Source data
--- --- ---
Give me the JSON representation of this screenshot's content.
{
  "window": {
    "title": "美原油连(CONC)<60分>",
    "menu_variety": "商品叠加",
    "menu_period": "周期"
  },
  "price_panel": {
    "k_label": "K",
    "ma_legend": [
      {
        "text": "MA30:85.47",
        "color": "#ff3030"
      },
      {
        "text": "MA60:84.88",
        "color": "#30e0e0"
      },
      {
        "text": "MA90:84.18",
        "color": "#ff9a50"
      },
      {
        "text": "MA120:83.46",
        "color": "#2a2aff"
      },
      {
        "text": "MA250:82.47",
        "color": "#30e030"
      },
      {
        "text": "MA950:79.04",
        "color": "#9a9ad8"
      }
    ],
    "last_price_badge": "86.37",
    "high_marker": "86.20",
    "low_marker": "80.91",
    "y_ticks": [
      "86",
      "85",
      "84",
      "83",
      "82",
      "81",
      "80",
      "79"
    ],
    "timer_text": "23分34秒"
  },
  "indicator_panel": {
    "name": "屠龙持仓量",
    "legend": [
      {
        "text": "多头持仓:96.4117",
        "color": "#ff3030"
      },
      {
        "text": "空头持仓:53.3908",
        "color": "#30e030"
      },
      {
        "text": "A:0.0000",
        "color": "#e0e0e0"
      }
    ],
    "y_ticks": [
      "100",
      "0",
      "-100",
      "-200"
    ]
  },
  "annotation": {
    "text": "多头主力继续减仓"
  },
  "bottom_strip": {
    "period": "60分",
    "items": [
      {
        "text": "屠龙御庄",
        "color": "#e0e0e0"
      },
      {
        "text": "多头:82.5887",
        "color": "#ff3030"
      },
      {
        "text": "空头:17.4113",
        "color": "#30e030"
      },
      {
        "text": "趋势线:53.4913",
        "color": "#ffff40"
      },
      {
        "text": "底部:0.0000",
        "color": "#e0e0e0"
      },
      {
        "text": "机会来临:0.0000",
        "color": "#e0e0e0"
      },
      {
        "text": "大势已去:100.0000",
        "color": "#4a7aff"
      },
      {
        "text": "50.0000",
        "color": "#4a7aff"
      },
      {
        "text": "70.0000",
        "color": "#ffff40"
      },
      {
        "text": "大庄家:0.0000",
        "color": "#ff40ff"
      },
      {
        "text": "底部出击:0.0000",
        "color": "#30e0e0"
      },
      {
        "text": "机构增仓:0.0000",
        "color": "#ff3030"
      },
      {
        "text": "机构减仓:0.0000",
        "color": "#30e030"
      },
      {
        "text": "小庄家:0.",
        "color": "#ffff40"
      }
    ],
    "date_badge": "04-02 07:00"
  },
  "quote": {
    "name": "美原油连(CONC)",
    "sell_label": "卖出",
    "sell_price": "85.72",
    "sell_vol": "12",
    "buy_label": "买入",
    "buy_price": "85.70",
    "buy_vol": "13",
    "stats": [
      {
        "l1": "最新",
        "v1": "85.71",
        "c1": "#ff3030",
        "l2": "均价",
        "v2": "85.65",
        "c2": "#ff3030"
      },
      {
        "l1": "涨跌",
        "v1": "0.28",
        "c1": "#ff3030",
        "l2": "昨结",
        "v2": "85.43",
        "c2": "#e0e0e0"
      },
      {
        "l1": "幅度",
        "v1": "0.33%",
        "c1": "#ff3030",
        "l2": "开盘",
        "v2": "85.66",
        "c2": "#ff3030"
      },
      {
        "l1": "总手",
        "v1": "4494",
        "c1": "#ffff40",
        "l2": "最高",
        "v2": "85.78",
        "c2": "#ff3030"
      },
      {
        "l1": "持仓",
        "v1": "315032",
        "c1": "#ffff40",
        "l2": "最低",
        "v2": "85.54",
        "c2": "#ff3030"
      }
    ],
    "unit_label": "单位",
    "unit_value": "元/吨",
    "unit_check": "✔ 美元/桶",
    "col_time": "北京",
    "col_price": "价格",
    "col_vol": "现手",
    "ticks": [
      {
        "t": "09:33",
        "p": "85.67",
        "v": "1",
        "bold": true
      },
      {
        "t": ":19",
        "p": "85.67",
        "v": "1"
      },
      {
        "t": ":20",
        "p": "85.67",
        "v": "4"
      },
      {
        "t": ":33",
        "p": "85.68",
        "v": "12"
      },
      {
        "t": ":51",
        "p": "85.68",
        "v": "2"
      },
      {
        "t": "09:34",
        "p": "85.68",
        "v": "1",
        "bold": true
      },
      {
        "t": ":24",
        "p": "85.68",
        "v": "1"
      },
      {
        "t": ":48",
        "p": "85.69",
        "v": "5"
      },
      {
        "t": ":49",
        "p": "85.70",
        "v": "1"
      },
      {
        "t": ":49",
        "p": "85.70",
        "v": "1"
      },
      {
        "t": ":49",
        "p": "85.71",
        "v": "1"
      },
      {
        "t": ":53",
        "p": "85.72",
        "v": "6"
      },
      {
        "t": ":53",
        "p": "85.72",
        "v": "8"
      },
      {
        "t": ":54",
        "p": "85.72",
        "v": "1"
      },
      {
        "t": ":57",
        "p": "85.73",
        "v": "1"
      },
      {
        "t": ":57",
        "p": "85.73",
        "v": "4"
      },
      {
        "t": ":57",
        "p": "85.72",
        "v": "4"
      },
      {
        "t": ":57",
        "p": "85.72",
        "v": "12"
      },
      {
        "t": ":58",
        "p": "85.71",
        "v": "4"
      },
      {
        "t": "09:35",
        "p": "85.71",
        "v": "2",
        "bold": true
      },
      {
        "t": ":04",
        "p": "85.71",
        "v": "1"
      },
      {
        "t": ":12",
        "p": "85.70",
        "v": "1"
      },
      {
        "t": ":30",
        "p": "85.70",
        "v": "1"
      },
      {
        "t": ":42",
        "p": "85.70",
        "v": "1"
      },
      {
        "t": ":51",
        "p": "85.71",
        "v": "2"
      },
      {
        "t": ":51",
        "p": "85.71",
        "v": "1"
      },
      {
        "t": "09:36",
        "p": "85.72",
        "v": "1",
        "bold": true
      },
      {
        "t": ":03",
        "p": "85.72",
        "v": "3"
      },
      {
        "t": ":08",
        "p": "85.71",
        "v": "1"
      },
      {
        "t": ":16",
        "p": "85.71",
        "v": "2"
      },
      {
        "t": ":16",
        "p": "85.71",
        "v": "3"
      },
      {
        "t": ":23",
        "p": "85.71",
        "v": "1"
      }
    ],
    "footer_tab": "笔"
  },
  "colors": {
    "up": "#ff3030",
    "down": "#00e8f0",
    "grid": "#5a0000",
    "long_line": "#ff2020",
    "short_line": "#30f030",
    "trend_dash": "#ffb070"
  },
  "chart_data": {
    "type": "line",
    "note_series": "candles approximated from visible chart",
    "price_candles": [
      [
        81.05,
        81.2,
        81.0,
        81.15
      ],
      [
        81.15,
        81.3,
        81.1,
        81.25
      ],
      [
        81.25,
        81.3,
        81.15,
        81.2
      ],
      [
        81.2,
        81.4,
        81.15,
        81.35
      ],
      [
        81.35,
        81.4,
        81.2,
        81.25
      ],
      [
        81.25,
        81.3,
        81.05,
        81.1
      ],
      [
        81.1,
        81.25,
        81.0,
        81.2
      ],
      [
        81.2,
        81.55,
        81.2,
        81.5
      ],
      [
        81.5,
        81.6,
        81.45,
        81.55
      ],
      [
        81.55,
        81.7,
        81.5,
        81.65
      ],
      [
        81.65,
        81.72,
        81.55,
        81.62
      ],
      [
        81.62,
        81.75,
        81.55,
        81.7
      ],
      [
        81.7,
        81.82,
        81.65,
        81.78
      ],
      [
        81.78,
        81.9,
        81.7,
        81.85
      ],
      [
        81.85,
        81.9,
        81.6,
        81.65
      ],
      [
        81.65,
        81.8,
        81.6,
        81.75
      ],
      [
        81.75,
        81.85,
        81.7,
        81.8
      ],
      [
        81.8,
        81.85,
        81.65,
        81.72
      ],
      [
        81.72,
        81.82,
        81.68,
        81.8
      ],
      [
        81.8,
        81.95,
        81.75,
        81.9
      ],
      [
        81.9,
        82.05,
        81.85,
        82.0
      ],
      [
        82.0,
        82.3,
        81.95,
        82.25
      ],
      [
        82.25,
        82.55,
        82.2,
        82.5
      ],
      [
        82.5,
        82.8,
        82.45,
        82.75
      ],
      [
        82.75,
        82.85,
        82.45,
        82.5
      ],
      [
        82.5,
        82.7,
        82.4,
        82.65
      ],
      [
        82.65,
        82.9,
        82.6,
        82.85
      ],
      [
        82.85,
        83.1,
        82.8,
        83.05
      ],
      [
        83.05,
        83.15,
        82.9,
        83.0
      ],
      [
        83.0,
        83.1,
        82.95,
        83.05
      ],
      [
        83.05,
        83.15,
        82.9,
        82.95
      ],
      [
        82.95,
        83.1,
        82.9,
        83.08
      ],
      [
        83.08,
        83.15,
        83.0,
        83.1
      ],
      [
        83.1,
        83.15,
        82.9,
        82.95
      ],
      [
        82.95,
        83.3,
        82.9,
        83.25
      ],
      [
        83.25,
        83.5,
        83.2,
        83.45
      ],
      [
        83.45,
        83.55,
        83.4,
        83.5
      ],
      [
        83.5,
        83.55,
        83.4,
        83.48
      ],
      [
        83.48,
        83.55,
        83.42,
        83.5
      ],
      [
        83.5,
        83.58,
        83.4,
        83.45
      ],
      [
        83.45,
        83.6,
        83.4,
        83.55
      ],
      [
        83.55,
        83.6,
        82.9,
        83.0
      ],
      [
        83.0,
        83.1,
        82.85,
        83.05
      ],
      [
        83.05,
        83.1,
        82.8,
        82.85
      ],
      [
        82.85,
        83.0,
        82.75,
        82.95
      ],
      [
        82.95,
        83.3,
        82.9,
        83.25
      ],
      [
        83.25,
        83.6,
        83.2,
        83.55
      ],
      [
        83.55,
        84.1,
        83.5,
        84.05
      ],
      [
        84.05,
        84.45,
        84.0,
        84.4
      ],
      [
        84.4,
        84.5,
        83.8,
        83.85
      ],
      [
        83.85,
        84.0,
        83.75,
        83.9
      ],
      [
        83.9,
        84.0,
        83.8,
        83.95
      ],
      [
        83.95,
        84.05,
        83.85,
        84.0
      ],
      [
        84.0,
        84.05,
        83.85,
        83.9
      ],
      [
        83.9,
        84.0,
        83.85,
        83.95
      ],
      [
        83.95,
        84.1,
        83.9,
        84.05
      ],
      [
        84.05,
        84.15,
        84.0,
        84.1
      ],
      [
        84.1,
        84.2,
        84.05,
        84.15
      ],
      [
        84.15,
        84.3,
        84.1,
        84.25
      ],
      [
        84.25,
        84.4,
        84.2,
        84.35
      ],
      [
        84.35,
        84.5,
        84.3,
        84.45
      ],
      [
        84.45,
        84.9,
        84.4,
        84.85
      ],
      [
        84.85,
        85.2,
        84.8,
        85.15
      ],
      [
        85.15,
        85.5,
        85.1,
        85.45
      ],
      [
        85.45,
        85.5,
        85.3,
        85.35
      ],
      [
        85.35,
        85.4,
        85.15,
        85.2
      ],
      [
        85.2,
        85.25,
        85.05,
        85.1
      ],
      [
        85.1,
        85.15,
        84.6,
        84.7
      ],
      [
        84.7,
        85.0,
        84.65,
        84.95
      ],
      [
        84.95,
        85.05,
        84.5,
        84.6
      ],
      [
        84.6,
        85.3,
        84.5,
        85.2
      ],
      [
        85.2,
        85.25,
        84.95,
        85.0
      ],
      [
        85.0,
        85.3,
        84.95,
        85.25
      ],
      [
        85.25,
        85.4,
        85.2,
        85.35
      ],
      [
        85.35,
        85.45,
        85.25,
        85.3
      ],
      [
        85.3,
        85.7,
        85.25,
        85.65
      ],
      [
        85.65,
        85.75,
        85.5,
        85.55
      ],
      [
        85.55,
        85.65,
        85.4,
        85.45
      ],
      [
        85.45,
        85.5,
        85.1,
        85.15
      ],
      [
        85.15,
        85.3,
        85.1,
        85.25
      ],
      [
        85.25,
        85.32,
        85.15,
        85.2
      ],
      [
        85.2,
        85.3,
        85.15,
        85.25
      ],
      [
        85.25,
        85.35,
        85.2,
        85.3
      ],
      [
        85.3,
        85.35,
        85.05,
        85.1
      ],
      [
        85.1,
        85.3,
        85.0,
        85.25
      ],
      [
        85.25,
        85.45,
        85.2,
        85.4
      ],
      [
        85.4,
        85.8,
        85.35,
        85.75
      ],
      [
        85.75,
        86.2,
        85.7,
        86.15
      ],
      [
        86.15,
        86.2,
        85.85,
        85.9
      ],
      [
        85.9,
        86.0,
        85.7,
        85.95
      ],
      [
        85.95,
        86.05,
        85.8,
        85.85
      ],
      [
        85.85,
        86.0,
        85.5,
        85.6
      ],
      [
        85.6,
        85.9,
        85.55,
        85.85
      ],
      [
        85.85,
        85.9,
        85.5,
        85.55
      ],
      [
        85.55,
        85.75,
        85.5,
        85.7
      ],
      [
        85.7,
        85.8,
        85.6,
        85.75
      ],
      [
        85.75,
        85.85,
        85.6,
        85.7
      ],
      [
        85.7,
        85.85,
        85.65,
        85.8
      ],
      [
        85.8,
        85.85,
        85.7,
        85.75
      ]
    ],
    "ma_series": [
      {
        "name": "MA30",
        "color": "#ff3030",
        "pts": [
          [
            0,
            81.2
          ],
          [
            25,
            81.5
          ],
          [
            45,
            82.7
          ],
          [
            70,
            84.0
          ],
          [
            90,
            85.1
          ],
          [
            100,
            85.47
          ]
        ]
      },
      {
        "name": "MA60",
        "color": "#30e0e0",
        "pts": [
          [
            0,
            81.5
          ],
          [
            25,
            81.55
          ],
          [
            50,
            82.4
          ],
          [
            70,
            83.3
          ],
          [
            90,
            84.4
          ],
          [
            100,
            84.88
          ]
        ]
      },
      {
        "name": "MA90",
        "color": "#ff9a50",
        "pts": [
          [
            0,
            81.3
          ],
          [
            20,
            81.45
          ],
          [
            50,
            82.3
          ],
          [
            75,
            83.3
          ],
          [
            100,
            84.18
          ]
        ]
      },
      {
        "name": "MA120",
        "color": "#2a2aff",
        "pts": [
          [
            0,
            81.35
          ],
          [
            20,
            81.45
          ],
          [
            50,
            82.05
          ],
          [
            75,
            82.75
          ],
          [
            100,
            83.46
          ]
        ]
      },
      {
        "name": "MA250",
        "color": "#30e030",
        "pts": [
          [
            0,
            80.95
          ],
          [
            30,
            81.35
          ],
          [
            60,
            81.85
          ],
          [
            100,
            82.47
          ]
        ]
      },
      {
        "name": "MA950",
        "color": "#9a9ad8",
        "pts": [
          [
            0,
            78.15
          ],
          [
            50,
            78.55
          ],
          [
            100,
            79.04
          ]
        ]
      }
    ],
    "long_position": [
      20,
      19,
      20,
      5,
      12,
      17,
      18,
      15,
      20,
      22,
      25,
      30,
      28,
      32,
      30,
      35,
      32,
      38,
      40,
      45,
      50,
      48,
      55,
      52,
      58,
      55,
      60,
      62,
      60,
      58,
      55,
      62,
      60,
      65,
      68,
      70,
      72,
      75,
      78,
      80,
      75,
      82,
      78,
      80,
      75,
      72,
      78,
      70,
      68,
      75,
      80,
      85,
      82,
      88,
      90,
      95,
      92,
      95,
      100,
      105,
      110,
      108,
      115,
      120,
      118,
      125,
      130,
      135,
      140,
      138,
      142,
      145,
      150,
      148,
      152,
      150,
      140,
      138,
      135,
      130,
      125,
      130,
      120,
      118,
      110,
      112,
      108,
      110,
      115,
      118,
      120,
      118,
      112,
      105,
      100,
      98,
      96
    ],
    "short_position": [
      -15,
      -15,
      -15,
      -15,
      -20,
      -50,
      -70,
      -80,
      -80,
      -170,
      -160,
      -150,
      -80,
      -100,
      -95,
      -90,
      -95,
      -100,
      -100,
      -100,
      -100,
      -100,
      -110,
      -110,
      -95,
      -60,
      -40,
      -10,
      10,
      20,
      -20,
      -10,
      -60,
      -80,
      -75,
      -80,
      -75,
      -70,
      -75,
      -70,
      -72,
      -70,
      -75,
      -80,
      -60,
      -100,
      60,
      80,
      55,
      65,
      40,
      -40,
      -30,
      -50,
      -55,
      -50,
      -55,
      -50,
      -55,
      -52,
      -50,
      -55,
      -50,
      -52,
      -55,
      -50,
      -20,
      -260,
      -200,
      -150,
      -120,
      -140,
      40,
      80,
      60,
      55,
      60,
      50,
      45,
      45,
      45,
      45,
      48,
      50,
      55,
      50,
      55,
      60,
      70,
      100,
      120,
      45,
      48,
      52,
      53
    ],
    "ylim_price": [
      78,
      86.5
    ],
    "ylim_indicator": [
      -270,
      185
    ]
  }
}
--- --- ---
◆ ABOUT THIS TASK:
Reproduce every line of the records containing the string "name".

◆ EXERCISE RESULT:
    "name": "屠龙持仓量",
    "name": "美原油连(CONC)",
        "name": "MA30",
        "name": "MA60",
        "name": "MA90",
        "name": "MA120",
        "name": "MA250",
        "name": "MA950",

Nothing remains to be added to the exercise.